Flag Gang – Super Sunday Before the Storm

The Sound Before the Storm

  • The Hot 8 Brass Band Lost Recording Series
  • New Orleans, Super Sunday 2005
  • Flag Gang

Just about a year before the parade, the virtuoso Hot 8 trombonist, Joe William, got shot and killed for nothing nobody who saw can figure to be right if you hear the tales officials tell for the why of it. There were many witnesses. Shot inside his truck by the police while his hands were up and sticking out the window like they’d bullhorned him to do – the bright white light on him, the police all around him with their loud lights and trained guns and horseshit stories for why it was right for them to shoot him down dead like that. These are the kinds of things that can happen in New Orleans.

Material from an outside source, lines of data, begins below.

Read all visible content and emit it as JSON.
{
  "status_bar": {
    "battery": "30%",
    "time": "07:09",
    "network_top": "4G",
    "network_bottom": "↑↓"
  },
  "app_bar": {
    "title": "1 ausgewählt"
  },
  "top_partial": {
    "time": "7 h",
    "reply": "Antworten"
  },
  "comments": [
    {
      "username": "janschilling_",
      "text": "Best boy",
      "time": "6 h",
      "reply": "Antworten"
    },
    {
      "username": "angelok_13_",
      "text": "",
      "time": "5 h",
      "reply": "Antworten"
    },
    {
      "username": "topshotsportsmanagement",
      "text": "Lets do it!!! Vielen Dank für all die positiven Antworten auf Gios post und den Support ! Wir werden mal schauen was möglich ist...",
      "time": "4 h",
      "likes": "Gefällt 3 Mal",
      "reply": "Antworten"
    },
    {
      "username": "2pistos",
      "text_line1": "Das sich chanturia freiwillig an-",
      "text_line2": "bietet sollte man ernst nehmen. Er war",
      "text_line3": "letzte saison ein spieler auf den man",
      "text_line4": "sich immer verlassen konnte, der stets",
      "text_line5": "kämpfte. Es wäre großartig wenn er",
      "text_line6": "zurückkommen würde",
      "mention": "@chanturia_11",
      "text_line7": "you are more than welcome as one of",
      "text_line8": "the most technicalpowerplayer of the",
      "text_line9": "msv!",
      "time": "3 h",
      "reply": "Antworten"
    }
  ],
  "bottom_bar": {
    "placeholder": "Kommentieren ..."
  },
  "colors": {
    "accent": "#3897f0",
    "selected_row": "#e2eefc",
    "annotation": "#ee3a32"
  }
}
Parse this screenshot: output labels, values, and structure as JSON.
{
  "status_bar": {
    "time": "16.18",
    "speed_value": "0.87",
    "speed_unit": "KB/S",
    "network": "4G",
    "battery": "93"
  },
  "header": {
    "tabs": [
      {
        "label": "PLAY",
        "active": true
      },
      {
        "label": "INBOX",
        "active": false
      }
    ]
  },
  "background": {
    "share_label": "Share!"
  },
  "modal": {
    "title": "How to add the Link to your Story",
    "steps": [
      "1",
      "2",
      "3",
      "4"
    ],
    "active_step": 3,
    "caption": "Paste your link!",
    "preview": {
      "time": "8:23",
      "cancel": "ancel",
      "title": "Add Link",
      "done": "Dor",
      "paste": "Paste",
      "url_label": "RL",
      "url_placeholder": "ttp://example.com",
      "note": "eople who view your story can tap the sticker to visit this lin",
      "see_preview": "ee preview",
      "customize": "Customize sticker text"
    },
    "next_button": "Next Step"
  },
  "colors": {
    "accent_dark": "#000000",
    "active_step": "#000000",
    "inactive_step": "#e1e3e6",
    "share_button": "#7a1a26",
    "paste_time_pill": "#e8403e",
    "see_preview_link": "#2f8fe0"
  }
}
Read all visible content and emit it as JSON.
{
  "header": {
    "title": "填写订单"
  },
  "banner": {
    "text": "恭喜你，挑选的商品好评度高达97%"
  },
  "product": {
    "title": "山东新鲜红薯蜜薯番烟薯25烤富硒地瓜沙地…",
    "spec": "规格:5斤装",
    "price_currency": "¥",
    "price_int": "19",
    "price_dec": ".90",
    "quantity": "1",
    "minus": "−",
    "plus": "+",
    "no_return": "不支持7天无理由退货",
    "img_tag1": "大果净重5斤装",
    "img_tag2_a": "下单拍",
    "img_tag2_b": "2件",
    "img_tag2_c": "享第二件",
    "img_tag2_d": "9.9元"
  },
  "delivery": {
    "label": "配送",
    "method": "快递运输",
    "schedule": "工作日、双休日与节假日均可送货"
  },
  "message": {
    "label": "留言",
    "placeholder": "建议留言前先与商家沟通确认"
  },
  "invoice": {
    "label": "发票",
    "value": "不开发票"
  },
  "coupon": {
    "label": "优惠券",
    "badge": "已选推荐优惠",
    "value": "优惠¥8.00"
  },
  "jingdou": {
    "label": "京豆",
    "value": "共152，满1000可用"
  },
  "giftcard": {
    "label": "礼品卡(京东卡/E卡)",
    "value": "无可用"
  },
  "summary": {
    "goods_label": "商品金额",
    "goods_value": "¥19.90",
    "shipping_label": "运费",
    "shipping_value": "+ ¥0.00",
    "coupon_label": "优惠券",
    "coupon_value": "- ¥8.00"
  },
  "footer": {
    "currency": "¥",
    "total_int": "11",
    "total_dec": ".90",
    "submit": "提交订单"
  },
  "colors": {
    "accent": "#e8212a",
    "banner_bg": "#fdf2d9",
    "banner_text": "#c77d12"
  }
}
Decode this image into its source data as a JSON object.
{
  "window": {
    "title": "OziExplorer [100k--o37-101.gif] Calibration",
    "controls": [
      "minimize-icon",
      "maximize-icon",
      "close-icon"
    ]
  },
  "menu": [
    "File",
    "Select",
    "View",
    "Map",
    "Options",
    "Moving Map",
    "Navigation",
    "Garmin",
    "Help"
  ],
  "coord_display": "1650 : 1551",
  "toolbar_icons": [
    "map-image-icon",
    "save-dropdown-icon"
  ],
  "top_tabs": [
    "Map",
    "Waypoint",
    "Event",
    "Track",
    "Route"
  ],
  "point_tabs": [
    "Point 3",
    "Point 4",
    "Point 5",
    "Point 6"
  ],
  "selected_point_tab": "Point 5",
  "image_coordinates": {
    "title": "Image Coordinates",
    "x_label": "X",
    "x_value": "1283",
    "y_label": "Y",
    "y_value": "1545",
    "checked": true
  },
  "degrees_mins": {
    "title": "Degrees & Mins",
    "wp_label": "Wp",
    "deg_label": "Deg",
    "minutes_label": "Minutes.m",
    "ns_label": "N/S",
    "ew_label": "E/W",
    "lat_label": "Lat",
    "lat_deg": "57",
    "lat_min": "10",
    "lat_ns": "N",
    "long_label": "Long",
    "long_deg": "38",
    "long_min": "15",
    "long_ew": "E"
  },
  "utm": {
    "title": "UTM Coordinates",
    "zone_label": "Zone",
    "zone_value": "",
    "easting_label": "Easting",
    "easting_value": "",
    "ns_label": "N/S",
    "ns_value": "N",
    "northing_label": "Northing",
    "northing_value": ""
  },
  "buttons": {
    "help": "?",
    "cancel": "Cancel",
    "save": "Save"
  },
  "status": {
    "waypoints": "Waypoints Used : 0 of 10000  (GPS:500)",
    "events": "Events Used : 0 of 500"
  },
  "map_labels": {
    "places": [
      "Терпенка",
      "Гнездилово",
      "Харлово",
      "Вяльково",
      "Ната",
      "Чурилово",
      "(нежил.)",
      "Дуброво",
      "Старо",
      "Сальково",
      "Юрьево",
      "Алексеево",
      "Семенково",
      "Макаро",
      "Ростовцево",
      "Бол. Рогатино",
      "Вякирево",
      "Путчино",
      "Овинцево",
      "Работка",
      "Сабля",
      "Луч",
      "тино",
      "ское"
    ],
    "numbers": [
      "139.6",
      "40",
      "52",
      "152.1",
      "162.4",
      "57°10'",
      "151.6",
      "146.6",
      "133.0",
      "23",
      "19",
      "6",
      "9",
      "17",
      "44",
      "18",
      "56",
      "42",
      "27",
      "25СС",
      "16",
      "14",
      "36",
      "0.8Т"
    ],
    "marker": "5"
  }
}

They waited round for three hours to call the paramedics, Joe still moving, blood leaking out, body having form the half open door of his truck. They stood round and watched him die. Some took their uniforms off sick and others deep down angry, sweating and scared in the hot August night heat pushed the growing crowd far from the scene so nobody else could see how it looked, so nobody could see what po-po had done. They knew though. Everybody knew. There were meeting and overtures and even the mayor kind of wanted to know about it but fury doesn’t always hold the same forgiveness people are forced to accept when trying to make a separate peace to move forward through this short and hard and sweet and beautiful life.

So when the first big gathering of the 12 Mardi Gras Indian tribes came around, St. Joseph’s night, and the police let loose again but this time on the Mardi Gras Indians, fly bots and big chiefs in full plume regalia, billy club beat down, folks weren’t so surprised but having near enough. People can only take so much. Lies are hard to hide from those that see and a lot people down here see and know. You can only push people so far. When the police do what they want without worry it creates friction and in this ancient town of music that means heavy sound which you can hear when you listen to this Super Sunday parade: a great gathering of the Mardi Gras and brass band tribes. Open air music outside in the city streets so the sound moves round New Orleans changing shape in your ear depending on what’s sliding across the city soundscape, motorcycles and buses roaring overhead, the mic flowing in the currents of the sea of the crow as the Hot 8 march and step down Orleans, turn the bend beneath the Claiborne underpass with fire, all the way down the long avenue which used to be lined with giant live oak trees, the most beautiful street in the city, the traditional black meeting place where families would put on their finest an stroll the neutral ground in the warm springs and work falls sit in the deep shade of the oak trees, tor up to build a highway over the Treme, the oldest free black neighborhood in the country. The Hot 8’s crowd feeling it, charged up with Mardi Gras Indian energy, and Joe and the police shootings and painful deaths from things which never make any sense. The Hot 8 crowd singing and chanting, keeping rhythm, pace and time as the crowds of others did the same with they tribe so the parade seemed to go on and on filled with moving folks dancing to warrior rhythms from a long, long time ago. All of us, everyone moving in this city of God yearning for that release, to be let go, let alone, let free and for a moment in the sweep of sound, a moving sea of black faces, everyone was there.